### What to produce
Every record that follows must be returned word for word.

### Task data
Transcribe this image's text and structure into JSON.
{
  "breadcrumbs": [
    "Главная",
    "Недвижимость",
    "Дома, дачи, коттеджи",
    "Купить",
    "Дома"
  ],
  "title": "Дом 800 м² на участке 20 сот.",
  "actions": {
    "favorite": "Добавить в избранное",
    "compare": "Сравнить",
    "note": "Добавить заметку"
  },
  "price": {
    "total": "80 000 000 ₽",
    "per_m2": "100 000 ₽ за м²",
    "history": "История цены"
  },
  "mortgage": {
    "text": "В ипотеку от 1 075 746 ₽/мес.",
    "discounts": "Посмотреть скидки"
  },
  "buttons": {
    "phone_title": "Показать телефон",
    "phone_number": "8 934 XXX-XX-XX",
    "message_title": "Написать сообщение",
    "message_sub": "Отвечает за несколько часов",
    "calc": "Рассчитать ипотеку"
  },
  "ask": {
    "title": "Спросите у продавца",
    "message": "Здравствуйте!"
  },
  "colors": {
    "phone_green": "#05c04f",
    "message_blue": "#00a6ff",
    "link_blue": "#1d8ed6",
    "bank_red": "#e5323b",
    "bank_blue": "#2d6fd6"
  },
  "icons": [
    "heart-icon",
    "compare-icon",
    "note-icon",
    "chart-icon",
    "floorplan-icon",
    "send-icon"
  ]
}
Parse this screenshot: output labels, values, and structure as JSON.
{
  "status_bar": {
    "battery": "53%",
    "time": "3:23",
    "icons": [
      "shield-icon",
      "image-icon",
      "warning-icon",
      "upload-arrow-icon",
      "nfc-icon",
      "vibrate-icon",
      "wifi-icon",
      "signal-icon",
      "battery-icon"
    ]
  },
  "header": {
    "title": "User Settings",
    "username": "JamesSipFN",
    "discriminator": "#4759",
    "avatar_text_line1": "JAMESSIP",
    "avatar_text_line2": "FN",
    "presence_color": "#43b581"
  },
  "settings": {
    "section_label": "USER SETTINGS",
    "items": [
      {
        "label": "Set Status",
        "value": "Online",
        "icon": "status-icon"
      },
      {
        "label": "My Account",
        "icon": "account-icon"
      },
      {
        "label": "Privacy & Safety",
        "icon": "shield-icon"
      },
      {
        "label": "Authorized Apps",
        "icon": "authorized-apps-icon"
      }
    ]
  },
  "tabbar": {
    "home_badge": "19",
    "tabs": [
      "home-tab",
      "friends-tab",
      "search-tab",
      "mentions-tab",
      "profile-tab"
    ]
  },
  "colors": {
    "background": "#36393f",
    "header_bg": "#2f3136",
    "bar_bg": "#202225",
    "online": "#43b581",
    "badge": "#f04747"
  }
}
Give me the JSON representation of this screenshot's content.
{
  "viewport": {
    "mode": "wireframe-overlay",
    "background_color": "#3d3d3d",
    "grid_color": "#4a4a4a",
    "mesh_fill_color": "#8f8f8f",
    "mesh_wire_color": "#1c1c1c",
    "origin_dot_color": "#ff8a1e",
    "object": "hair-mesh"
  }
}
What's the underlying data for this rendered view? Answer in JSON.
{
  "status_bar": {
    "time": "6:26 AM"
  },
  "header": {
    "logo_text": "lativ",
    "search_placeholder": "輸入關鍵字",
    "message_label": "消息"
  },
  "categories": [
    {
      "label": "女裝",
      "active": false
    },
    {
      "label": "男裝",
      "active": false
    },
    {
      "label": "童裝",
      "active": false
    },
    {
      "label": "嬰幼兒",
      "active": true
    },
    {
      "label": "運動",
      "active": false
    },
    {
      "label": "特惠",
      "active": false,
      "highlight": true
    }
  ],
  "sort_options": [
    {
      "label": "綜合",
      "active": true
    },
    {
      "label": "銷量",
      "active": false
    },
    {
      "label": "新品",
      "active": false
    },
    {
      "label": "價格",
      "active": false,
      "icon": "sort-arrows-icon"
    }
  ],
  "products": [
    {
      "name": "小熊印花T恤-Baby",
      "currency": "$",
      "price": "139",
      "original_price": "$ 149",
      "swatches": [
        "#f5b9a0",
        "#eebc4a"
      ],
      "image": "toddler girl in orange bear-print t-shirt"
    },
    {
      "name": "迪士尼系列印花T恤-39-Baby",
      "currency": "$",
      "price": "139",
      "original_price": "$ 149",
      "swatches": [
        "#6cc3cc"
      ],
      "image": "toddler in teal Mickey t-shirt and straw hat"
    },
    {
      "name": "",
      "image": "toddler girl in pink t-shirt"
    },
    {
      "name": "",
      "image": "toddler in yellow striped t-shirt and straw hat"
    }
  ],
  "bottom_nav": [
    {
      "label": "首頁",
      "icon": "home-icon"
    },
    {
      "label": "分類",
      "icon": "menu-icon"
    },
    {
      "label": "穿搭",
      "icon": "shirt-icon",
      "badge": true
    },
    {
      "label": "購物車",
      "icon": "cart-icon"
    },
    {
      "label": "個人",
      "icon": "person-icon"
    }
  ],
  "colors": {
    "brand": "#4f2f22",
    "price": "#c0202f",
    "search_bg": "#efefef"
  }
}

### Expected output
Transcribe this image's text and structure into JSON.
{
  "breadcrumbs": [
    "Главная",
    "Недвижимость",
    "Дома, дачи, коттеджи",
    "Купить",
    "Дома"
  ],
  "title": "Дом 800 м² на участке 20 сот.",
  "actions": {
    "favorite": "Добавить в избранное",
    "compare": "Сравнить",
    "note": "Добавить заметку"
  },
  "price": {
    "total": "80 000 000 ₽",
    "per_m2": "100 000 ₽ за м²",
    "history": "История цены"
  },
  "mortgage": {
    "text": "В ипотеку от 1 075 746 ₽/мес.",
    "discounts": "Посмотреть скидки"
  },
  "buttons": {
    "phone_title": "Показать телефон",
    "phone_number": "8 934 XXX-XX-XX",
    "message_title": "Написать сообщение",
    "message_sub": "Отвечает за несколько часов",
    "calc": "Рассчитать ипотеку"
  },
  "ask": {
    "title": "Спросите у продавца",
    "message": "Здравствуйте!"
  },
  "colors": {
    "phone_green": "#05c04f",
    "message_blue": "#00a6ff",
    "link_blue": "#1d8ed6",
    "bank_red": "#e5323b",
    "bank_blue": "#2d6fd6"
  },
  "icons": [
    "heart-icon",
    "compare-icon",
    "note-icon",
    "chart-icon",
    "floorplan-icon",
    "send-icon"
  ]
}
Parse this screenshot: output labels, values, and structure as JSON.
{
  "status_bar": {
    "battery": "53%",
    "time": "3:23",
    "icons": [
      "shield-icon",
      "image-icon",
      "warning-icon",
      "upload-arrow-icon",
      "nfc-icon",
      "vibrate-icon",
      "wifi-icon",
      "signal-icon",
      "battery-icon"
    ]
  },
  "header": {
    "title": "User Settings",
    "username": "JamesSipFN",
    "discriminator": "#4759",
    "avatar_text_line1": "JAMESSIP",
    "avatar_text_line2": "FN",
    "presence_color": "#43b581"
  },
  "settings": {
    "section_label": "USER SETTINGS",
    "items": [
      {
        "label": "Set Status",
        "value": "Online",
        "icon": "status-icon"
      },
      {
        "label": "My Account",
        "icon": "account-icon"
      },
      {
        "label": "Privacy & Safety",
        "icon": "shield-icon"
      },
      {
        "label": "Authorized Apps",
        "icon": "authorized-apps-icon"
      }
    ]
  },
  "tabbar": {
    "home_badge": "19",
    "tabs": [
      "home-tab",
      "friends-tab",
      "search-tab",
      "mentions-tab",
      "profile-tab"
    ]
  },
  "colors": {
    "background": "#36393f",
    "header_bg": "#2f3136",
    "bar_bg": "#202225",
    "online": "#43b581",
    "badge": "#f04747"
  }
}
Give me the JSON representation of this screenshot's content.
{
  "viewport": {
    "mode": "wireframe-overlay",
    "background_color": "#3d3d3d",
    "grid_color": "#4a4a4a",
    "mesh_fill_color": "#8f8f8f",
    "mesh_wire_color": "#1c1c1c",
    "origin_dot_color": "#ff8a1e",
    "object": "hair-mesh"
  }
}
What's the underlying data for this rendered view? Answer in JSON.
{
  "status_bar": {
    "time": "6:26 AM"
  },
  "header": {
    "logo_text": "lativ",
    "search_placeholder": "輸入關鍵字",
    "message_label": "消息"
  },
  "categories": [
    {
      "label": "女裝",
      "active": false
    },
    {
      "label": "男裝",
      "active": false
    },
    {
      "label": "童裝",
      "active": false
    },
    {
      "label": "嬰幼兒",
      "active": true
    },
    {
      "label": "運動",
      "active": false
    },
    {
      "label": "特惠",
      "active": false,
      "highlight": true
    }
  ],
  "sort_options": [
    {
      "label": "綜合",
      "active": true
    },
    {
      "label": "銷量",
      "active": false
    },
    {
      "label": "新品",
      "active": false
    },
    {
      "label": "價格",
      "active": false,
      "icon": "sort-arrows-icon"
    }
  ],
  "products": [
    {
      "name": "小熊印花T恤-Baby",
      "currency": "$",
      "price": "139",
      "original_price": "$ 149",
      "swatches": [
        "#f5b9a0",
        "#eebc4a"
      ],
      "image": "toddler girl in orange bear-print t-shirt"
    },
    {
      "name": "迪士尼系列印花T恤-39-Baby",
      "currency": "$",
      "price": "139",
      "original_price": "$ 149",
      "swatches": [
        "#6cc3cc"
      ],
      "image": "toddler in teal Mickey t-shirt and straw hat"
    },
    {
      "name": "",
      "image": "toddler girl in pink t-shirt"
    },
    {
      "name": "",
      "image": "toddler in yellow striped t-shirt and straw hat"
    }
  ],
  "bottom_nav": [
    {
      "label": "首頁",
      "icon": "home-icon"
    },
    {
      "label": "分類",
      "icon": "menu-icon"
    },
    {
      "label": "穿搭",
      "icon": "shirt-icon",
      "badge": true
    },
    {
      "label": "購物車",
      "icon": "cart-icon"
    },
    {
      "label": "個人",
      "icon": "person-icon"
    }
  ],
  "colors": {
    "brand": "#4f2f22",
    "price": "#c0202f",
    "search_bg": "#efefef"
  }
}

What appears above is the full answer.